Two PCR metabarcoding assays targeting the nuclear ribosomal internal transcribed spacer 2 (ITS2) region were employed for this study: CoralITS2 (Brian, Davy, & Wilkinson, 2019) which amplifies a range of scleractinian taxa (exempting the genus Acropora), and CoralITS2_acro (Alexander et al., 2020) to amplify Acropora (see Table 1 in manuscript). Fusion-tagged amplicons were sequenced on 500 cycle MiSeq® V2 Standard Flow Cells on an Illumina MiSeq platform (Illumina, San Diego, USA), housed in the TrEnD Laboratory at Curtin University, Western Australia.
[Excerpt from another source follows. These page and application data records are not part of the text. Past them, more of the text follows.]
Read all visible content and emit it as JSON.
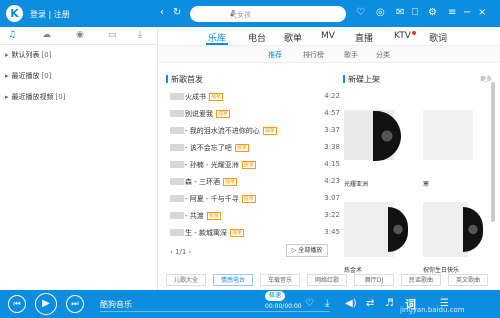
{
  "topbar": {
    "logo": "K",
    "login": "登录 | 注册",
    "search_placeholder": "火女孩"
  },
  "left": {
    "rows": [
      {
        "label": "默认列表",
        "count": "[0]"
      },
      {
        "label": "最近播放",
        "count": "[0]"
      },
      {
        "label": "最近播放视频",
        "count": "[0]"
      }
    ]
  },
  "main_tabs": [
    "乐库",
    "电台",
    "歌单",
    "MV",
    "直播",
    "KTV",
    "歌词"
  ],
  "sub_tabs": [
    "推荐",
    "排行榜",
    "歌手",
    "分类"
  ],
  "new_songs": {
    "title": "新歌首发",
    "items": [
      {
        "name": "火成书",
        "tag": "独家",
        "dur": "4:22"
      },
      {
        "name": "别说爱我",
        "tag": "独家",
        "dur": "4:57"
      },
      {
        "name": "- 我的泪水流不进你的心",
        "tag": "独家",
        "dur": "3:37"
      },
      {
        "name": "- 该不会忘了吧",
        "tag": "独家",
        "dur": "3:38"
      },
      {
        "name": "- 孙楠 - 光耀亚洲",
        "tag": "独家",
        "dur": "4:15"
      },
      {
        "name": "森 - 三环酒",
        "tag": "独家",
        "dur": "4:23"
      },
      {
        "name": "- 阿夏 - 千与千寻",
        "tag": "独家",
        "dur": "3:07"
      },
      {
        "name": "- 共渡",
        "tag": "独家",
        "dur": "3:22"
      },
      {
        "name": "生 - 款城寓深",
        "tag": "独家",
        "dur": "3:45"
      }
    ],
    "pager": "1/1",
    "play_all": "全部播放"
  },
  "new_albums": {
    "title": "新碟上架",
    "more": "更多",
    "albums": [
      {
        "name": "光耀亚洲"
      },
      {
        "name": "寒"
      },
      {
        "name": "炼金术"
      },
      {
        "name": "祝你生日快乐"
      }
    ]
  },
  "categories": [
    "儿歌大全",
    "情感电台",
    "车载音乐",
    "网络红歌",
    "舞厅DJ",
    "民谣歌曲",
    "英文歌曲"
  ],
  "player": {
    "title": "酷狗音乐",
    "time": "00:00/00:00",
    "pill": "极速",
    "lyrics": "词",
    "watermark": "jingyan.baidu.com"
  },
  "colors": {
    "accent": "#0c8ddf",
    "tag": "#f39c12",
    "badge": "#e53935"
  }
}
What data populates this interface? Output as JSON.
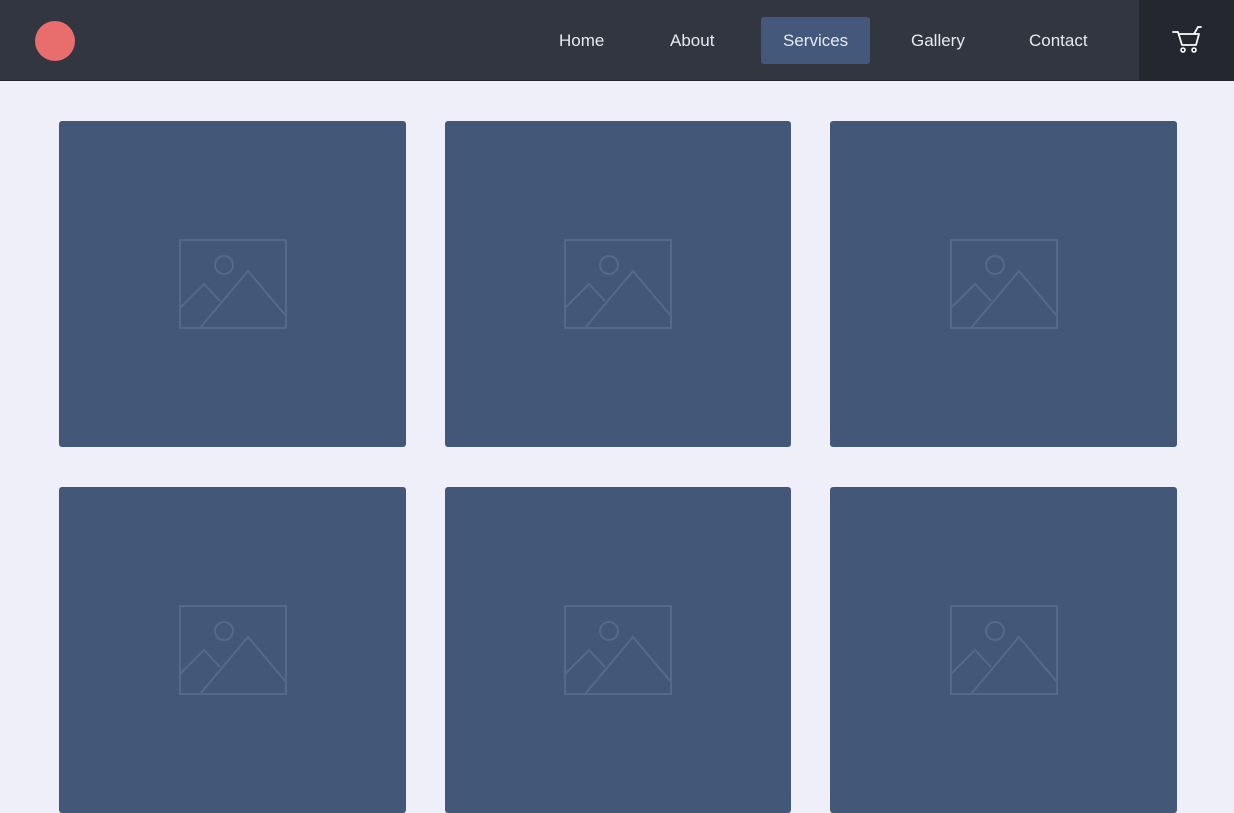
{
  "nav": {
    "items": [
      {
        "label": "Home",
        "active": false
      },
      {
        "label": "About",
        "active": false
      },
      {
        "label": "Services",
        "active": true
      },
      {
        "label": "Gallery",
        "active": false
      },
      {
        "label": "Contact",
        "active": false
      }
    ],
    "cart_icon": "cart-icon",
    "logo_color": "#e86d6d"
  },
  "colors": {
    "header_bg": "#323640",
    "active_nav": "#43587a",
    "card_bg": "#435879",
    "page_bg": "#eeeff8"
  },
  "gallery": {
    "card_count": 6,
    "placeholder_icon": "image-placeholder-icon"
  }
}
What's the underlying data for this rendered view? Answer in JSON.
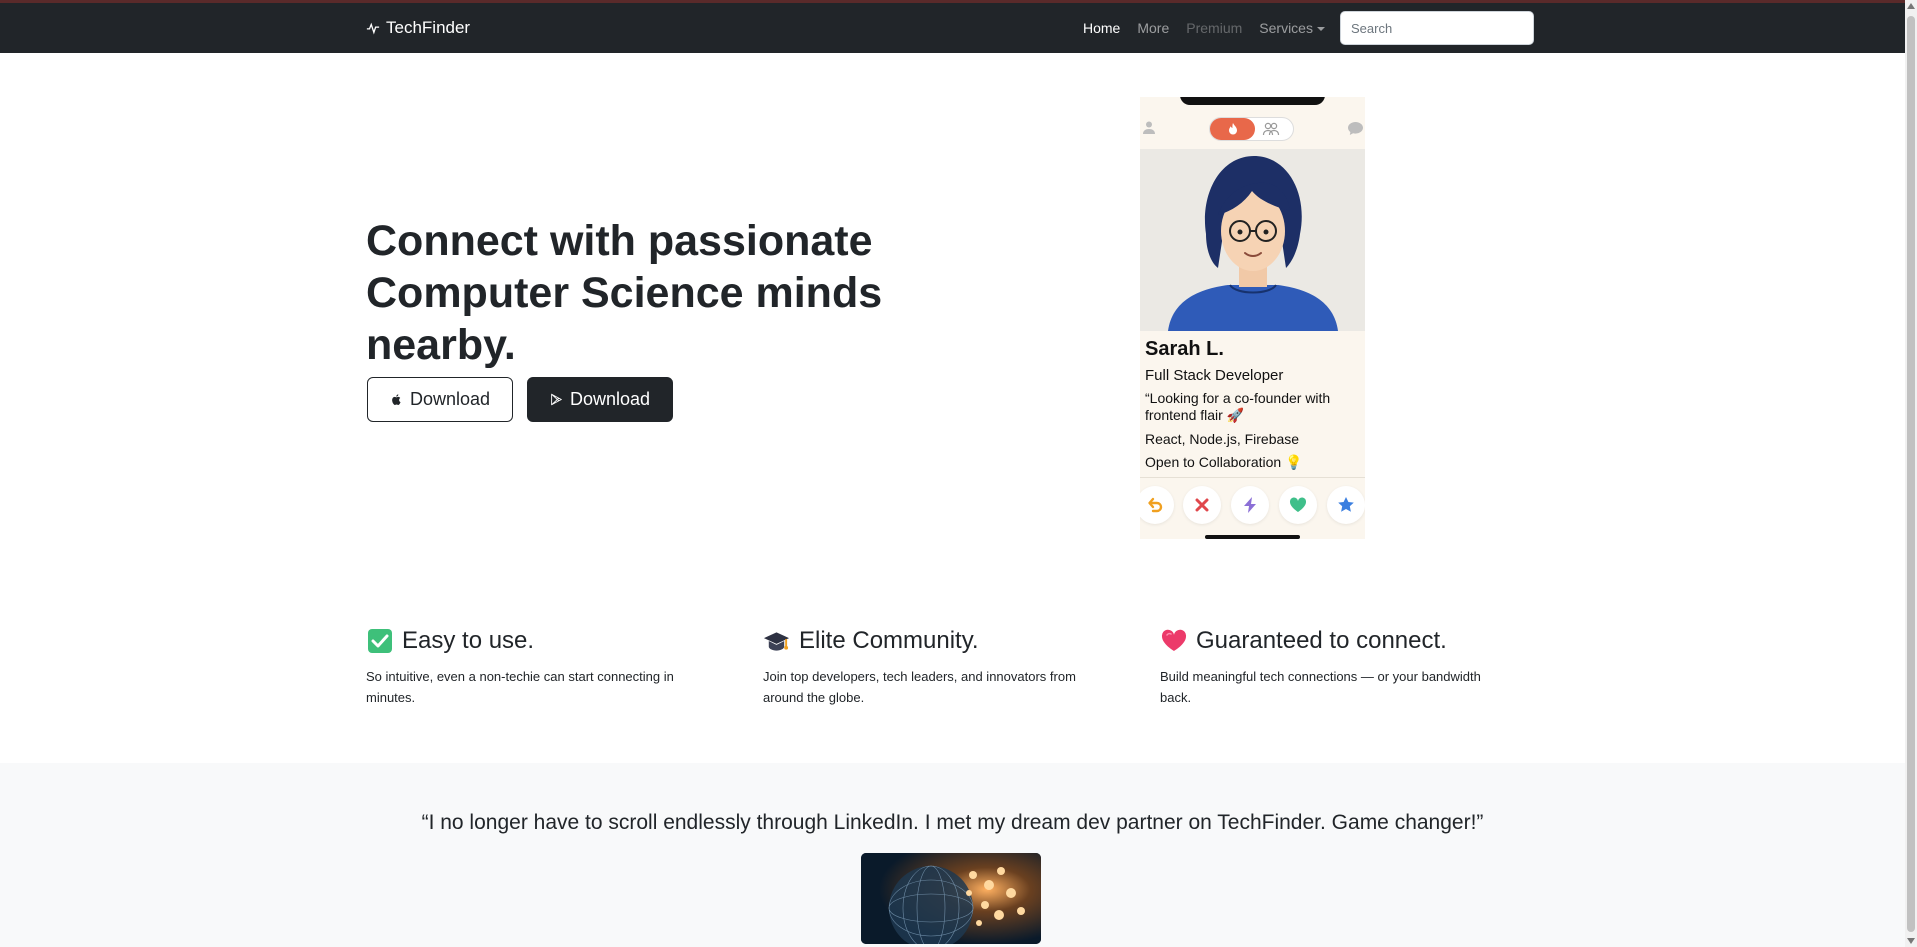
{
  "navbar": {
    "brand": "TechFinder",
    "brand_icon": "pulse-icon",
    "links": [
      {
        "label": "Home",
        "state": "active"
      },
      {
        "label": "More",
        "state": "normal"
      },
      {
        "label": "Premium",
        "state": "disabled"
      },
      {
        "label": "Services",
        "state": "dropdown"
      }
    ],
    "search_placeholder": "Search"
  },
  "hero": {
    "title": "Connect with passionate Computer Science minds nearby.",
    "buttons": [
      {
        "label": "Download",
        "icon": "apple-icon",
        "style": "outline"
      },
      {
        "label": "Download",
        "icon": "google-play-icon",
        "style": "dark"
      }
    ]
  },
  "profile_card": {
    "name": "Sarah L.",
    "role": "Full Stack Developer",
    "quote": "“Looking for a co-founder with frontend flair 🚀",
    "skills": "React, Node.js, Firebase",
    "status": "Open to Collaboration 💡",
    "actions": [
      "undo-icon",
      "close-icon",
      "bolt-icon",
      "heart-icon",
      "star-icon"
    ]
  },
  "features": [
    {
      "icon": "check-mark-icon",
      "title": "Easy to use.",
      "text": "So intuitive, even a non-techie can start connecting in minutes."
    },
    {
      "icon": "graduation-cap-icon",
      "title": "Elite Community.",
      "text": "Join top developers, tech leaders, and innovators from around the globe."
    },
    {
      "icon": "heart-icon",
      "title": "Guaranteed to connect.",
      "text": "Build meaningful tech connections — or your bandwidth back."
    }
  ],
  "testimonial": {
    "quote": "“I no longer have to scroll endlessly through LinkedIn. I met my dream dev partner on TechFinder. Game changer!”"
  },
  "colors": {
    "navbar_bg": "#212529",
    "accent_orange": "#e8684a",
    "testimonial_bg": "#f8f9fa"
  }
}
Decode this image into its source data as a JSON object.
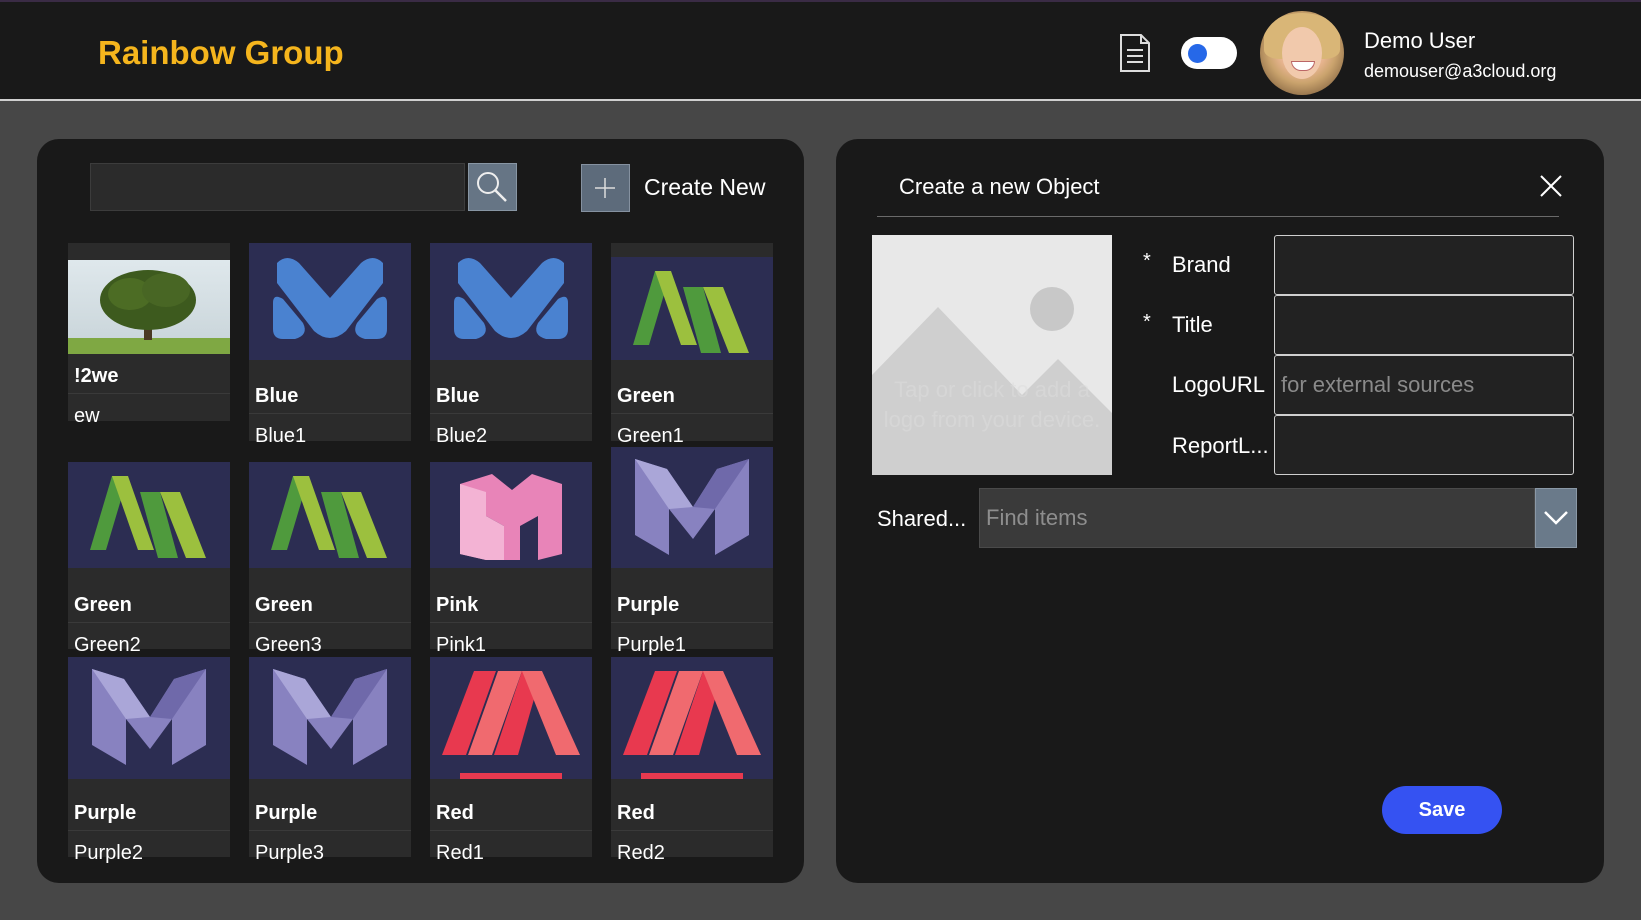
{
  "header": {
    "title": "Rainbow Group",
    "user_name": "Demo User",
    "user_email": "demouser@a3cloud.org",
    "icons": [
      "document-icon",
      "theme-toggle",
      "avatar"
    ]
  },
  "gallery": {
    "search_value": "",
    "create_label": "Create New",
    "items": [
      {
        "brand": "!2we",
        "title": "ew",
        "logo": "tree-photo"
      },
      {
        "brand": "Blue",
        "title": "Blue1",
        "logo": "blue-m"
      },
      {
        "brand": "Blue",
        "title": "Blue2",
        "logo": "blue-m"
      },
      {
        "brand": "Green",
        "title": "Green1",
        "logo": "green-m"
      },
      {
        "brand": "Green",
        "title": "Green2",
        "logo": "green-m"
      },
      {
        "brand": "Green",
        "title": "Green3",
        "logo": "green-m"
      },
      {
        "brand": "Pink",
        "title": "Pink1",
        "logo": "pink-m"
      },
      {
        "brand": "Purple",
        "title": "Purple1",
        "logo": "purple-m"
      },
      {
        "brand": "Purple",
        "title": "Purple2",
        "logo": "purple-m"
      },
      {
        "brand": "Purple",
        "title": "Purple3",
        "logo": "purple-m"
      },
      {
        "brand": "Red",
        "title": "Red1",
        "logo": "red-m"
      },
      {
        "brand": "Red",
        "title": "Red2",
        "logo": "red-m"
      }
    ]
  },
  "form": {
    "title": "Create a new Object",
    "image_hint": "Tap or click to add a logo from your device.",
    "required_marker": "*",
    "fields": [
      {
        "label": "Brand",
        "value": "",
        "placeholder": ""
      },
      {
        "label": "Title",
        "value": "",
        "placeholder": ""
      },
      {
        "label": "LogoURL",
        "value": "",
        "placeholder": "for external sources"
      },
      {
        "label": "ReportL...",
        "value": "",
        "placeholder": ""
      }
    ],
    "shared_label": "Shared...",
    "shared_placeholder": "Find items",
    "save_label": "Save"
  },
  "colors": {
    "brand_title": "#f5b51d",
    "save_button": "#3552f2",
    "toggle_knob": "#2668e8"
  }
}
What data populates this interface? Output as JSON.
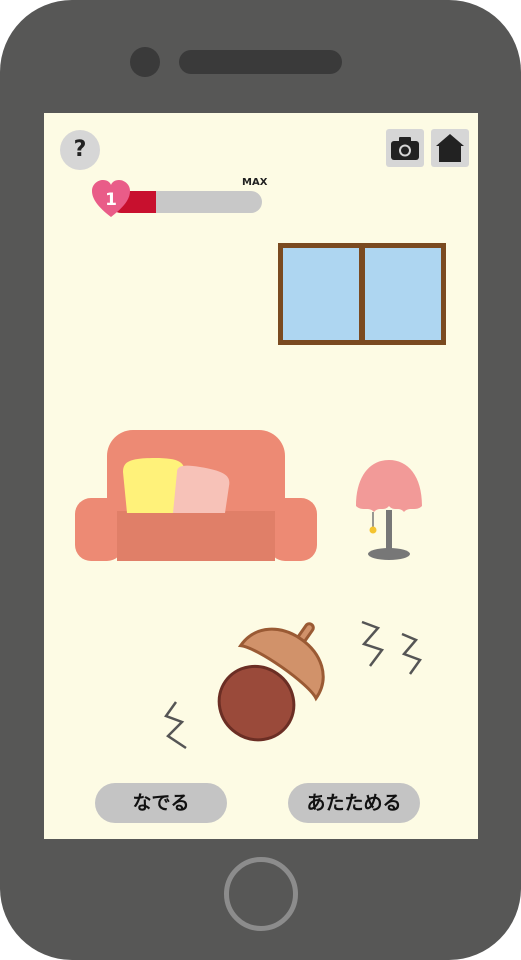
{
  "header": {
    "help_label": "?",
    "camera_icon": "camera-icon",
    "home_icon": "home-icon"
  },
  "affection": {
    "level": "1",
    "max_label": "MAX",
    "fill_fraction": 0.3,
    "colors": {
      "fill": "#c8102e",
      "track": "#c8c8c8",
      "heart": "#e95c88"
    }
  },
  "scene": {
    "background": "#fdfbe4",
    "items": [
      "window",
      "sofa",
      "lamp",
      "acorn",
      "zzz-marks"
    ]
  },
  "actions": {
    "pet_label": "なでる",
    "warm_label": "あたためる"
  }
}
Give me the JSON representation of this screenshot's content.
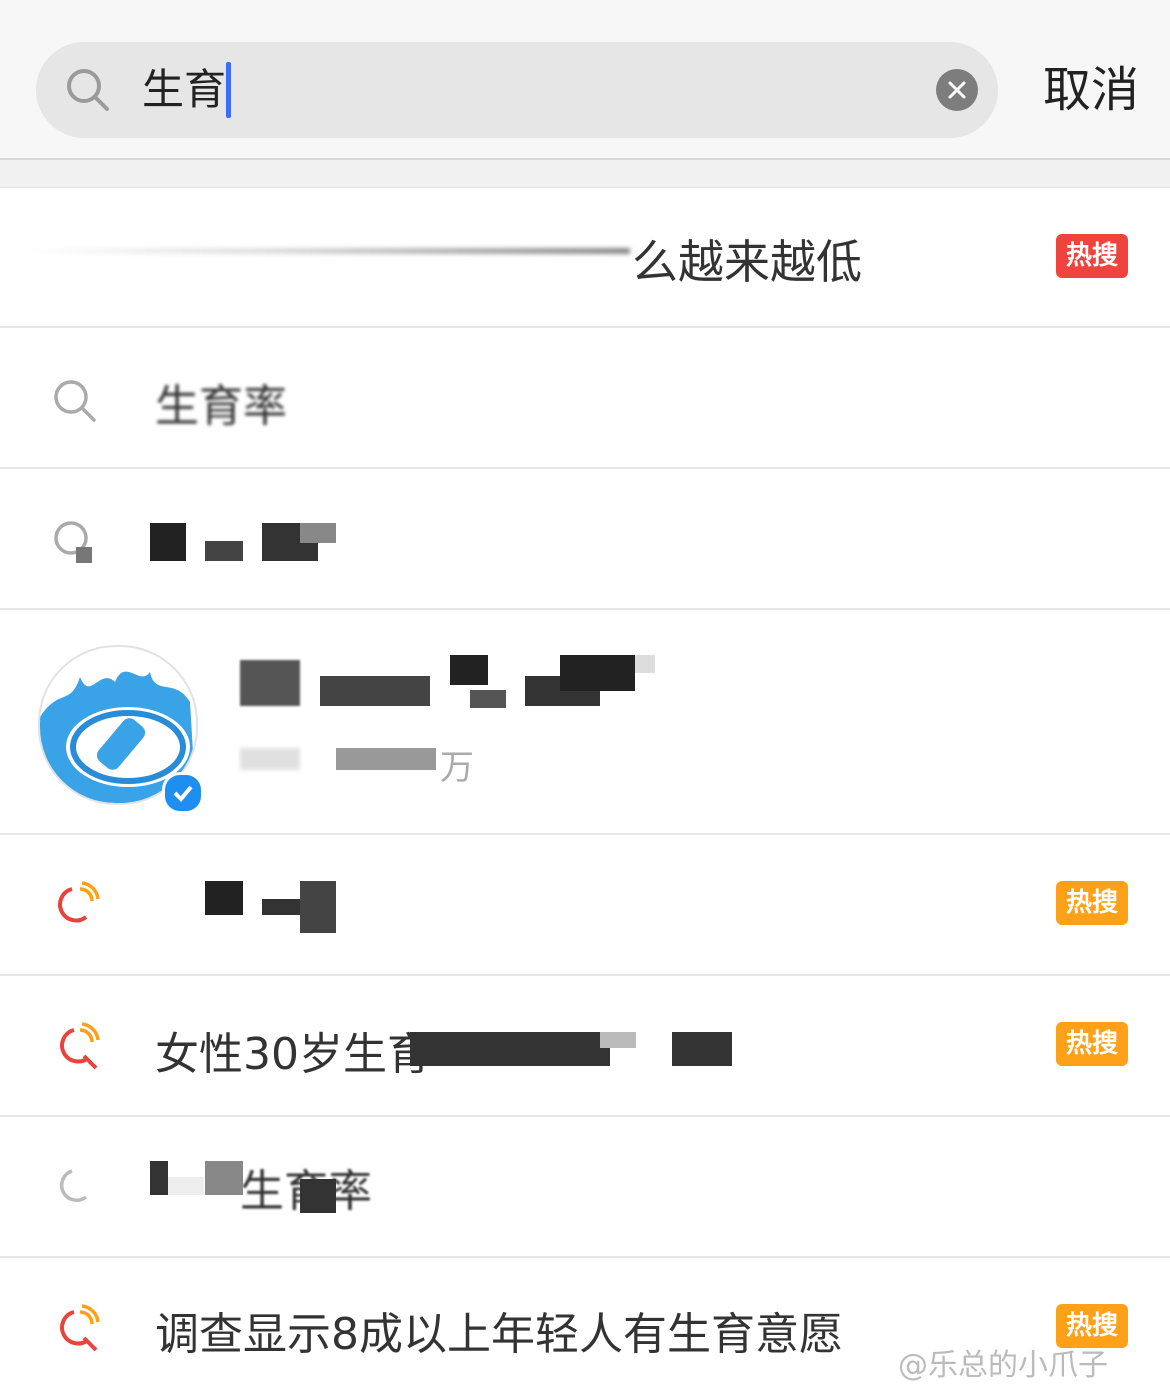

Sequences were demultiplexed using the insect package (Wilkinson, Davy, Bunce, & Stat, 2018), and quality filtered (minimum length=60, maximum expected errors=2, no ambiguous nucleotides), dereplicated, denoised (pool=TRUE), merged and filtered for chimeras using the DADA2 pipeline (Callahan et al., 2016) in RStudio (v1.1.423; Team, 2015). Because of the multi copy nature of ITS2 and variable length of the gene, no strict trimming was performed as recommended by the developers pipeline (Callahan et al., 2016). Resulting amplicon sequence variants (ASVs) for each assay, i.e. unique sequences that can separated by one or more nucleotide differences (Callahan, McMurdie, & Holmes, 2017), were then queried against NCBI’s GenBank nucleotide database (Benson, Karsch-Mizrachi, Lipman, Ostell, & Wheeler, 2005; accessed in 2020) and the addition of a coral ITS2 database (Dugal et al. in review). Taxonomic assignments of ASVs were curated using a lowest common ancestor (LCA) approach (; Mousavi-Derazmahalleh et al. in review).

We provide here, the demultiplexed (unfiltered) fastq data for each sample (water and tissue) amplified via the ITS2 and ITS2_acro assays. We also provide the resulting read count matrices (post-filtering, blasting and LCA curation) at both an ASV and taxonomic level for both assays.


Australian Research Council, Award: LP160101508